Exercise objective —
As you look over the data below, please find each line where the word "membership" appears, then copy it.

Entries from a dataset of interfaces:
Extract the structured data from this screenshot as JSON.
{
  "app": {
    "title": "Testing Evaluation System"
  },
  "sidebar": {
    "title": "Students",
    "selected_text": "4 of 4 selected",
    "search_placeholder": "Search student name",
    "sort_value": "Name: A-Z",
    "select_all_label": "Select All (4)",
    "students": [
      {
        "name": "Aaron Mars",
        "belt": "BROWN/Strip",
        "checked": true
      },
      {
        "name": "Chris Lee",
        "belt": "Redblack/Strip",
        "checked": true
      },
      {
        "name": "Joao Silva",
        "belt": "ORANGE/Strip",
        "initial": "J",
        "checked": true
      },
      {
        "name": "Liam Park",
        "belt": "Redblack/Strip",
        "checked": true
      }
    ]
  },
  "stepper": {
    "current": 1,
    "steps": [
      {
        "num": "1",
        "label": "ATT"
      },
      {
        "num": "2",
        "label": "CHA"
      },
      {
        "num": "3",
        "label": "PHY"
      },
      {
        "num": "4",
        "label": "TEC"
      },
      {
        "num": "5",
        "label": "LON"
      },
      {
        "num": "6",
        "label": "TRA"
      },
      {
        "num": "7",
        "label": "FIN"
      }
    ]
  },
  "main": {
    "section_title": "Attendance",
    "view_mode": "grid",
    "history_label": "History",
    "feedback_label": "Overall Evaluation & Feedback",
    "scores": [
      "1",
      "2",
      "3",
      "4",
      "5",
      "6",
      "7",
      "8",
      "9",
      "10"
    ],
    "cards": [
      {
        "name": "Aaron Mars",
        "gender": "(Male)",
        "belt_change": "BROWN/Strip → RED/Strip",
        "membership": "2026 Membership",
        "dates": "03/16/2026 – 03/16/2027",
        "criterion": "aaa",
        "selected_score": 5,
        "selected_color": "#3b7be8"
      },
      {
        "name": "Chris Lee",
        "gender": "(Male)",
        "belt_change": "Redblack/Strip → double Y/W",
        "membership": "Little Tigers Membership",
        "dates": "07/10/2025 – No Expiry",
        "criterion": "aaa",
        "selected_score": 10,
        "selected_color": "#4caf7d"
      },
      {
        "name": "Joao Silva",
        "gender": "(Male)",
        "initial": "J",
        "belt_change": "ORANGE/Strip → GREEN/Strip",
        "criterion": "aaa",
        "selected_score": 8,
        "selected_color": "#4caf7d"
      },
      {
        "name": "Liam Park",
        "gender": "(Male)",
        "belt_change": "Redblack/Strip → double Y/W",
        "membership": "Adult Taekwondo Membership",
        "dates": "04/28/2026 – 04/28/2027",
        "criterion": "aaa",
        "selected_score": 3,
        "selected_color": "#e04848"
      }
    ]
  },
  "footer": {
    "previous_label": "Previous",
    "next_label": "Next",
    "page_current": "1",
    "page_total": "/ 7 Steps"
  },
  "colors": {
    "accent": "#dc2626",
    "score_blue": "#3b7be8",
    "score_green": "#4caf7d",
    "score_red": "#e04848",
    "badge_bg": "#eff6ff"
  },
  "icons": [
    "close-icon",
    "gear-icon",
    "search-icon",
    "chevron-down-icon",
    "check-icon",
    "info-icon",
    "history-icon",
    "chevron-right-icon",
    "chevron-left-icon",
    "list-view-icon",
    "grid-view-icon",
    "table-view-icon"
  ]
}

Reply to the task —
        "membership": "2026 Membership",
        "membership": "Little Tigers Membership",
        "membership": "Adult Taekwondo Membership",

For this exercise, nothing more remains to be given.